START Given information
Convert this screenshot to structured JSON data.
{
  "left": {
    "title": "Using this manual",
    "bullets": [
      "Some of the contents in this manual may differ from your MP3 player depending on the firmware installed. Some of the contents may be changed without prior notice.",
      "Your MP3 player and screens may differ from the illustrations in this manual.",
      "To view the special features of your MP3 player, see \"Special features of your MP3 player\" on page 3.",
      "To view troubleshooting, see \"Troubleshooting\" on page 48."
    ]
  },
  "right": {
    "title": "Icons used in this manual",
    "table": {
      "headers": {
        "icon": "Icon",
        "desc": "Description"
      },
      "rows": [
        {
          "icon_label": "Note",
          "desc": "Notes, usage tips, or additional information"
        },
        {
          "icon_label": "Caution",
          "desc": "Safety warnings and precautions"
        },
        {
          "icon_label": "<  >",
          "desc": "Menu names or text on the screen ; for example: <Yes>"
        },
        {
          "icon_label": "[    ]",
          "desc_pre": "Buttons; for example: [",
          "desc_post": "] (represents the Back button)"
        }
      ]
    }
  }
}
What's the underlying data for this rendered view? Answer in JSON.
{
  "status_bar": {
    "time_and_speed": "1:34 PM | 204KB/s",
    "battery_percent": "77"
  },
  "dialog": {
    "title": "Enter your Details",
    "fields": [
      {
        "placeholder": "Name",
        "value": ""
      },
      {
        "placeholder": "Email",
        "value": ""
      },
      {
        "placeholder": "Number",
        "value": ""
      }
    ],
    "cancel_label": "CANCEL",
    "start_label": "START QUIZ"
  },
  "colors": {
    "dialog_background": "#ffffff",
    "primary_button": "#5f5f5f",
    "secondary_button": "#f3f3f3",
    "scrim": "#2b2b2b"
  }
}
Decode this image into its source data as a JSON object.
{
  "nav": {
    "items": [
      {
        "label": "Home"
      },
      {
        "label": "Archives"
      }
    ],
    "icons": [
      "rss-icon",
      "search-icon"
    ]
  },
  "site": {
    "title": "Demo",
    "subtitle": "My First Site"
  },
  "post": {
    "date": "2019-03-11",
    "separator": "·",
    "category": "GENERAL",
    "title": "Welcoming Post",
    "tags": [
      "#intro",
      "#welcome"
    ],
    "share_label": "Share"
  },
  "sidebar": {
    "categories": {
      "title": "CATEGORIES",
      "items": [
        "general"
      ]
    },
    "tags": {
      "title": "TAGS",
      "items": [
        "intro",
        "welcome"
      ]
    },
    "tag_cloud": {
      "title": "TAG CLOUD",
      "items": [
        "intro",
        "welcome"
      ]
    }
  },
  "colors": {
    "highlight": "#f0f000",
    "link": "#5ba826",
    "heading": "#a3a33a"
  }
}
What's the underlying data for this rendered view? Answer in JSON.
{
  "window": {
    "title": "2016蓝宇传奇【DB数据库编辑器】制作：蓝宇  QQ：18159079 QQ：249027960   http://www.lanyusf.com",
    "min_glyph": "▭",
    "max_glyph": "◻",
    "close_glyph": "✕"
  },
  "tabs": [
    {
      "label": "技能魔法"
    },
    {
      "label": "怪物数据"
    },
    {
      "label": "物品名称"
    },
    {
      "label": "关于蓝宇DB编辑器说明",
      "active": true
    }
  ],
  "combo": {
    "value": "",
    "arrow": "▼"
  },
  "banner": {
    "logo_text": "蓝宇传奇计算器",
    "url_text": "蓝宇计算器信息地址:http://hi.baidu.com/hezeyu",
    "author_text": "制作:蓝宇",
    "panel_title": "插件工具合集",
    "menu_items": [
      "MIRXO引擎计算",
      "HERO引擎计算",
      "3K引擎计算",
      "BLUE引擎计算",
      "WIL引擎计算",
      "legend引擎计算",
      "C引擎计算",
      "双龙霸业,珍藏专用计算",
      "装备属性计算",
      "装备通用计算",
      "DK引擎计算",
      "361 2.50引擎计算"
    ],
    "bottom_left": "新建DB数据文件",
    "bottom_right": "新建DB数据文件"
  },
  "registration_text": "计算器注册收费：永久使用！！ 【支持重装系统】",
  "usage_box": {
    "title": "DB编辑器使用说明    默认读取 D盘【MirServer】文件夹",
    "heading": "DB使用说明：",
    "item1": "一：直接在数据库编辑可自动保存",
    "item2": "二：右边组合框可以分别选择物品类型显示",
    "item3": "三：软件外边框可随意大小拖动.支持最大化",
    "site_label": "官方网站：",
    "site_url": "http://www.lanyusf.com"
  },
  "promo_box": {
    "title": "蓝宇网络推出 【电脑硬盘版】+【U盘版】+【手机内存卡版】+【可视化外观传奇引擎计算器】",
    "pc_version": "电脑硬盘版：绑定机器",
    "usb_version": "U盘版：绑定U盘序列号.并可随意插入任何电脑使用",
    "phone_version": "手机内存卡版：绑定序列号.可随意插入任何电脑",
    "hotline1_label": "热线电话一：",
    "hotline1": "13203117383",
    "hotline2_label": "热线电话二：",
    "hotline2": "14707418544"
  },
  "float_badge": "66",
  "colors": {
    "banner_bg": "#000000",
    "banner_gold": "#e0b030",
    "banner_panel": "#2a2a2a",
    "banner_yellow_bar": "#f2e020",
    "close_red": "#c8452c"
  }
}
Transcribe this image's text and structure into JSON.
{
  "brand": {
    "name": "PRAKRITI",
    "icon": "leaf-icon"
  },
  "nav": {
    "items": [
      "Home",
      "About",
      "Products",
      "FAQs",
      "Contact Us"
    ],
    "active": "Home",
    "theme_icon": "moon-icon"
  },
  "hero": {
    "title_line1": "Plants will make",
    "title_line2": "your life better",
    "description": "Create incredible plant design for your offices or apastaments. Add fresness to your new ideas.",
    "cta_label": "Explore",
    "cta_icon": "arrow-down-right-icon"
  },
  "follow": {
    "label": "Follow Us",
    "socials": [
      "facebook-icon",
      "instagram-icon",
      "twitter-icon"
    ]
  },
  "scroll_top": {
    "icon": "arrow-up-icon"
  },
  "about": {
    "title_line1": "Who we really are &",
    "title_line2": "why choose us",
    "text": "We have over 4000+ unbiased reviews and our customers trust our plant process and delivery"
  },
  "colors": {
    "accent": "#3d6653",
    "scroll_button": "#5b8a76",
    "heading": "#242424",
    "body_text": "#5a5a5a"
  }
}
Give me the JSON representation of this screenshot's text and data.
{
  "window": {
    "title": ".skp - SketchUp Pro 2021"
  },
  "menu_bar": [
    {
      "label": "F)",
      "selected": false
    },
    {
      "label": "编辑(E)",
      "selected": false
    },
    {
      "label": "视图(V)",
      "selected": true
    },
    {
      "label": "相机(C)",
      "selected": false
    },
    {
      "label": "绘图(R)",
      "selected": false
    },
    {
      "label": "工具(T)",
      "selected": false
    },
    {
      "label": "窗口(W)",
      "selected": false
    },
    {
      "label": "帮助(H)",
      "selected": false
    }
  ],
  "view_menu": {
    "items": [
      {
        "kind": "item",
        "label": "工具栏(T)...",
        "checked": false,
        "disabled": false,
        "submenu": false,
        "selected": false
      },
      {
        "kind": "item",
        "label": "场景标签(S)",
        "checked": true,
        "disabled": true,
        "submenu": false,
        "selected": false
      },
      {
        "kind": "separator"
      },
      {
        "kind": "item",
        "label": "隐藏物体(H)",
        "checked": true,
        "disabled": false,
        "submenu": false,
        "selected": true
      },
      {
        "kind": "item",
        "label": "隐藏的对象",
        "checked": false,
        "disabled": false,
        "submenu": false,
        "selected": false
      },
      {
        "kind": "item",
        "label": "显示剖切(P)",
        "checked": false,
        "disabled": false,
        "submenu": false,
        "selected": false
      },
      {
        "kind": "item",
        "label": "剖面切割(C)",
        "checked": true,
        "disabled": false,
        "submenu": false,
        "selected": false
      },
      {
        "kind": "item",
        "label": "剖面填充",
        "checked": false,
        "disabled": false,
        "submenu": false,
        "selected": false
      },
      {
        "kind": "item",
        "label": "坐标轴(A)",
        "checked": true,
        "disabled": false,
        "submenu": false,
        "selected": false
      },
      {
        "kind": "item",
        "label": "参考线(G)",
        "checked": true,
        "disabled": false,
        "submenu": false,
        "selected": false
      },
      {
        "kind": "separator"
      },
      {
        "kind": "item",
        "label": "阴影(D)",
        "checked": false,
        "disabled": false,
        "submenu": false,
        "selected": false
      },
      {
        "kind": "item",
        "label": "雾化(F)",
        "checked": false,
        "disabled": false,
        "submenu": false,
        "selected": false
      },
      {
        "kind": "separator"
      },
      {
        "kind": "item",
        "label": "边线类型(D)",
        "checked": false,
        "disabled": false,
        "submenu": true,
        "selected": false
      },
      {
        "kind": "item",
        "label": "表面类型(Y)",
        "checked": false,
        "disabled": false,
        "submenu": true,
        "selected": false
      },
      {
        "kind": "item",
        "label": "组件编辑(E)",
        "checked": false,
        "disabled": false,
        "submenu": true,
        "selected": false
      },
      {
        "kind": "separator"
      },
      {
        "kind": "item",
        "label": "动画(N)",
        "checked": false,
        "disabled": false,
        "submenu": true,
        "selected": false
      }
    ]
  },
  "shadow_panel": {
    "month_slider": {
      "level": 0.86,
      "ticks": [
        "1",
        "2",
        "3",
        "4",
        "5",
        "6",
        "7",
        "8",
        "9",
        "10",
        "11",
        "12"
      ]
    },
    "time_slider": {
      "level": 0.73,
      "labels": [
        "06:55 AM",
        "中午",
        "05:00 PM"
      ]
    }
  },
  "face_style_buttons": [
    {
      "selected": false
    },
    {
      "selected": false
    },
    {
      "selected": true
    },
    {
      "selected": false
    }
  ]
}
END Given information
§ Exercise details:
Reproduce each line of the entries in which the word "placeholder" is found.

§ Response:
        "placeholder": "Name",
        "placeholder": "Email",
        "placeholder": "Number",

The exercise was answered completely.